* Problem statement *
An exact copy of the entries below is the expected answer.
--- START ---
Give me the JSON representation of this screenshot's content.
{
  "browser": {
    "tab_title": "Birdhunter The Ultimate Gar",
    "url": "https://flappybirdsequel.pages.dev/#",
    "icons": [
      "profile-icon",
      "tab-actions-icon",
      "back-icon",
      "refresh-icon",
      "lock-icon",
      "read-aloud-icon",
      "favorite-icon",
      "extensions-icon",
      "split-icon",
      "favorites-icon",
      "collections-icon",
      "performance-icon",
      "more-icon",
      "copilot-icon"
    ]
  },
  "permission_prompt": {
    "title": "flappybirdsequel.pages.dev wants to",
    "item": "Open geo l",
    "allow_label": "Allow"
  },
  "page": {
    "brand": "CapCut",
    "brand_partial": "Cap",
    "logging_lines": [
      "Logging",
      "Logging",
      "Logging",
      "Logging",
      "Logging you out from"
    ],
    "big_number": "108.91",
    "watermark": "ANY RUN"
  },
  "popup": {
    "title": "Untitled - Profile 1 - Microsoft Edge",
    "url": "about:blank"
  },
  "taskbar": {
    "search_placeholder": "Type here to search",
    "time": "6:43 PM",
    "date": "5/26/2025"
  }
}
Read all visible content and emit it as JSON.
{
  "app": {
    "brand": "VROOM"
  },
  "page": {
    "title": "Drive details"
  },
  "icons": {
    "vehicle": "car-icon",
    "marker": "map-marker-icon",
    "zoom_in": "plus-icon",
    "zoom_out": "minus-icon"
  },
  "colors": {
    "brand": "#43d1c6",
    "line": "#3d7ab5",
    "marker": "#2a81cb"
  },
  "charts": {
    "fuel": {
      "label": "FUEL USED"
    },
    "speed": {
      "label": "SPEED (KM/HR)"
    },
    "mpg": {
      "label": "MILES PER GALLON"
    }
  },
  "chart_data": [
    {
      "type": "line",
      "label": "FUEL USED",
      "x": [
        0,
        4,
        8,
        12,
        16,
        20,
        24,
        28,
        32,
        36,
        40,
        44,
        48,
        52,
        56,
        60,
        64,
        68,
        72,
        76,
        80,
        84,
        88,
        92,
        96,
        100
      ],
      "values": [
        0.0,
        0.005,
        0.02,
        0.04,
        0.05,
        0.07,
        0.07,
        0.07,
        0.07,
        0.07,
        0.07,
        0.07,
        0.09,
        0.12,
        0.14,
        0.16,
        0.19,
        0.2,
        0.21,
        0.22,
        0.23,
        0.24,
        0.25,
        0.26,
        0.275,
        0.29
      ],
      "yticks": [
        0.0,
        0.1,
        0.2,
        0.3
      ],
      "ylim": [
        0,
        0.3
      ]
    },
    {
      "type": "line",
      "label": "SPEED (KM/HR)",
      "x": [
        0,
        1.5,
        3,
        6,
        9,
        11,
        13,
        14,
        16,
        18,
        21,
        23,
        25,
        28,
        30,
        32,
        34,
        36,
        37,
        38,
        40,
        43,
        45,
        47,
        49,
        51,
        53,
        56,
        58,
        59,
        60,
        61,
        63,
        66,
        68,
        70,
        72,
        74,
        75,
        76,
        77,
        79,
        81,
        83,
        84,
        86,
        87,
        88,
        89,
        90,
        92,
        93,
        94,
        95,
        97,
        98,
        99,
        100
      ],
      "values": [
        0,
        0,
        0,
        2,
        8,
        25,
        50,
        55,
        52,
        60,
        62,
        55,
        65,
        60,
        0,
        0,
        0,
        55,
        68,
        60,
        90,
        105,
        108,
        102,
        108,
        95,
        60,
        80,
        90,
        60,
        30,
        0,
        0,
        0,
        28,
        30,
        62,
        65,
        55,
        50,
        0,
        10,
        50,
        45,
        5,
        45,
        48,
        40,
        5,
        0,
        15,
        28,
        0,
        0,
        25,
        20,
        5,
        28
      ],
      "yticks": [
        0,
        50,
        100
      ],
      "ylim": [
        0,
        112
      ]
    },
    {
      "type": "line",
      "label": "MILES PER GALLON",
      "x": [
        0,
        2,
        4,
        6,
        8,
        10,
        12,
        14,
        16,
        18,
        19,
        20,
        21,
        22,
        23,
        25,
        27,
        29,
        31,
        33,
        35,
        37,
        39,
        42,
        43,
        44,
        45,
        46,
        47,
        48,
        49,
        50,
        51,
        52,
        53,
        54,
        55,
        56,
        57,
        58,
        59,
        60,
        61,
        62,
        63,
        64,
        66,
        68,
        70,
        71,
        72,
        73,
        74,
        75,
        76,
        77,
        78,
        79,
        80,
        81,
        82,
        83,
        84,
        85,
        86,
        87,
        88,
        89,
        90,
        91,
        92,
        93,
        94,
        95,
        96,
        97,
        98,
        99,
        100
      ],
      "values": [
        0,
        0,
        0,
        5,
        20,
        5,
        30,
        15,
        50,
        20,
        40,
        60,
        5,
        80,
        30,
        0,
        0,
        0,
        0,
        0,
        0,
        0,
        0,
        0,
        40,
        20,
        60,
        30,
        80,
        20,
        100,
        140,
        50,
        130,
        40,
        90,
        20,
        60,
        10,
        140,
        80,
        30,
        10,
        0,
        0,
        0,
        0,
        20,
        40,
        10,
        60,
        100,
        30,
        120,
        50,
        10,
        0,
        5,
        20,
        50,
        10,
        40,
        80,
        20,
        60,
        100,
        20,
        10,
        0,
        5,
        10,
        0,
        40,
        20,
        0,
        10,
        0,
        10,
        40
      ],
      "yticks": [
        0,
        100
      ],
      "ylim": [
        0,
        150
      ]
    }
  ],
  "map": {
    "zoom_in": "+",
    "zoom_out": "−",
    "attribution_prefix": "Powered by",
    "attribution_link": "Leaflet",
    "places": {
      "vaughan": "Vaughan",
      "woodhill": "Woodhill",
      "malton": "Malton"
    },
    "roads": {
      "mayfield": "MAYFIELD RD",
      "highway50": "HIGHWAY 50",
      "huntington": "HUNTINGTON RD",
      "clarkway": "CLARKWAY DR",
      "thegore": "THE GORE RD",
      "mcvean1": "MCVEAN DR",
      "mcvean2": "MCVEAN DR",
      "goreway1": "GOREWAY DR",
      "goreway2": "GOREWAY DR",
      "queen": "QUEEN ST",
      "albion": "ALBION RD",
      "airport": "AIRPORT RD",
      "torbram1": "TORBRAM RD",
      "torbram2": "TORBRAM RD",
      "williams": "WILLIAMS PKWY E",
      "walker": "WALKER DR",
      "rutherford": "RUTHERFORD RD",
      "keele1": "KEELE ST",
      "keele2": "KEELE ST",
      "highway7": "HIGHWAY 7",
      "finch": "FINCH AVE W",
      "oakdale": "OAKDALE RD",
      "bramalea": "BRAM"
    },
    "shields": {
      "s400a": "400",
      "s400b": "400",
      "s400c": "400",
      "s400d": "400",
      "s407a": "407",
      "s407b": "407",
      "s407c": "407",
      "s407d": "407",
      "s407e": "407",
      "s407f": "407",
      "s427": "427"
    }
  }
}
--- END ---
* Answer for this exercise *
Give me the JSON representation of this screenshot's content.
{
  "browser": {
    "tab_title": "Birdhunter The Ultimate Gar",
    "url": "https://flappybirdsequel.pages.dev/#",
    "icons": [
      "profile-icon",
      "tab-actions-icon",
      "back-icon",
      "refresh-icon",
      "lock-icon",
      "read-aloud-icon",
      "favorite-icon",
      "extensions-icon",
      "split-icon",
      "favorites-icon",
      "collections-icon",
      "performance-icon",
      "more-icon",
      "copilot-icon"
    ]
  },
  "permission_prompt": {
    "title": "flappybirdsequel.pages.dev wants to",
    "item": "Open geo l",
    "allow_label": "Allow"
  },
  "page": {
    "brand": "CapCut",
    "brand_partial": "Cap",
    "logging_lines": [
      "Logging",
      "Logging",
      "Logging",
      "Logging",
      "Logging you out from"
    ],
    "big_number": "108.91",
    "watermark": "ANY RUN"
  },
  "popup": {
    "title": "Untitled - Profile 1 - Microsoft Edge",
    "url": "about:blank"
  },
  "taskbar": {
    "search_placeholder": "Type here to search",
    "time": "6:43 PM",
    "date": "5/26/2025"
  }
}
Read all visible content and emit it as JSON.
{
  "app": {
    "brand": "VROOM"
  },
  "page": {
    "title": "Drive details"
  },
  "icons": {
    "vehicle": "car-icon",
    "marker": "map-marker-icon",
    "zoom_in": "plus-icon",
    "zoom_out": "minus-icon"
  },
  "colors": {
    "brand": "#43d1c6",
    "line": "#3d7ab5",
    "marker": "#2a81cb"
  },
  "charts": {
    "fuel": {
      "label": "FUEL USED"
    },
    "speed": {
      "label": "SPEED (KM/HR)"
    },
    "mpg": {
      "label": "MILES PER GALLON"
    }
  },
  "chart_data": [
    {
      "type": "line",
      "label": "FUEL USED",
      "x": [
        0,
        4,
        8,
        12,
        16,
        20,
        24,
        28,
        32,
        36,
        40,
        44,
        48,
        52,
        56,
        60,
        64,
        68,
        72,
        76,
        80,
        84,
        88,
        92,
        96,
        100
      ],
      "values": [
        0.0,
        0.005,
        0.02,
        0.04,
        0.05,
        0.07,
        0.07,
        0.07,
        0.07,
        0.07,
        0.07,
        0.07,
        0.09,
        0.12,
        0.14,
        0.16,
        0.19,
        0.2,
        0.21,
        0.22,
        0.23,
        0.24,
        0.25,
        0.26,
        0.275,
        0.29
      ],
      "yticks": [
        0.0,
        0.1,
        0.2,
        0.3
      ],
      "ylim": [
        0,
        0.3
      ]
    },
    {
      "type": "line",
      "label": "SPEED (KM/HR)",
      "x": [
        0,
        1.5,
        3,
        6,
        9,
        11,
        13,
        14,
        16,
        18,
        21,
        23,
        25,
        28,
        30,
        32,
        34,
        36,
        37,
        38,
        40,
        43,
        45,
        47,
        49,
        51,
        53,
        56,
        58,
        59,
        60,
        61,
        63,
        66,
        68,
        70,
        72,
        74,
        75,
        76,
        77,
        79,
        81,
        83,
        84,
        86,
        87,
        88,
        89,
        90,
        92,
        93,
        94,
        95,
        97,
        98,
        99,
        100
      ],
      "values": [
        0,
        0,
        0,
        2,
        8,
        25,
        50,
        55,
        52,
        60,
        62,
        55,
        65,
        60,
        0,
        0,
        0,
        55,
        68,
        60,
        90,
        105,
        108,
        102,
        108,
        95,
        60,
        80,
        90,
        60,
        30,
        0,
        0,
        0,
        28,
        30,
        62,
        65,
        55,
        50,
        0,
        10,
        50,
        45,
        5,
        45,
        48,
        40,
        5,
        0,
        15,
        28,
        0,
        0,
        25,
        20,
        5,
        28
      ],
      "yticks": [
        0,
        50,
        100
      ],
      "ylim": [
        0,
        112
      ]
    },
    {
      "type": "line",
      "label": "MILES PER GALLON",
      "x": [
        0,
        2,
        4,
        6,
        8,
        10,
        12,
        14,
        16,
        18,
        19,
        20,
        21,
        22,
        23,
        25,
        27,
        29,
        31,
        33,
        35,
        37,
        39,
        42,
        43,
        44,
        45,
        46,
        47,
        48,
        49,
        50,
        51,
        52,
        53,
        54,
        55,
        56,
        57,
        58,
        59,
        60,
        61,
        62,
        63,
        64,
        66,
        68,
        70,
        71,
        72,
        73,
        74,
        75,
        76,
        77,
        78,
        79,
        80,
        81,
        82,
        83,
        84,
        85,
        86,
        87,
        88,
        89,
        90,
        91,
        92,
        93,
        94,
        95,
        96,
        97,
        98,
        99,
        100
      ],
      "values": [
        0,
        0,
        0,
        5,
        20,
        5,
        30,
        15,
        50,
        20,
        40,
        60,
        5,
        80,
        30,
        0,
        0,
        0,
        0,
        0,
        0,
        0,
        0,
        0,
        40,
        20,
        60,
        30,
        80,
        20,
        100,
        140,
        50,
        130,
        40,
        90,
        20,
        60,
        10,
        140,
        80,
        30,
        10,
        0,
        0,
        0,
        0,
        20,
        40,
        10,
        60,
        100,
        30,
        120,
        50,
        10,
        0,
        5,
        20,
        50,
        10,
        40,
        80,
        20,
        60,
        100,
        20,
        10,
        0,
        5,
        10,
        0,
        40,
        20,
        0,
        10,
        0,
        10,
        40
      ],
      "yticks": [
        0,
        100
      ],
      "ylim": [
        0,
        150
      ]
    }
  ],
  "map": {
    "zoom_in": "+",
    "zoom_out": "−",
    "attribution_prefix": "Powered by",
    "attribution_link": "Leaflet",
    "places": {
      "vaughan": "Vaughan",
      "woodhill": "Woodhill",
      "malton": "Malton"
    },
    "roads": {
      "mayfield": "MAYFIELD RD",
      "highway50": "HIGHWAY 50",
      "huntington": "HUNTINGTON RD",
      "clarkway": "CLARKWAY DR",
      "thegore": "THE GORE RD",
      "mcvean1": "MCVEAN DR",
      "mcvean2": "MCVEAN DR",
      "goreway1": "GOREWAY DR",
      "goreway2": "GOREWAY DR",
      "queen": "QUEEN ST",
      "albion": "ALBION RD",
      "airport": "AIRPORT RD",
      "torbram1": "TORBRAM RD",
      "torbram2": "TORBRAM RD",
      "williams": "WILLIAMS PKWY E",
      "walker": "WALKER DR",
      "rutherford": "RUTHERFORD RD",
      "keele1": "KEELE ST",
      "keele2": "KEELE ST",
      "highway7": "HIGHWAY 7",
      "finch": "FINCH AVE W",
      "oakdale": "OAKDALE RD",
      "bramalea": "BRAM"
    },
    "shields": {
      "s400a": "400",
      "s400b": "400",
      "s400c": "400",
      "s400d": "400",
      "s407a": "407",
      "s407b": "407",
      "s407c": "407",
      "s407d": "407",
      "s407e": "407",
      "s407f": "407",
      "s427": "427"
    }
  }
}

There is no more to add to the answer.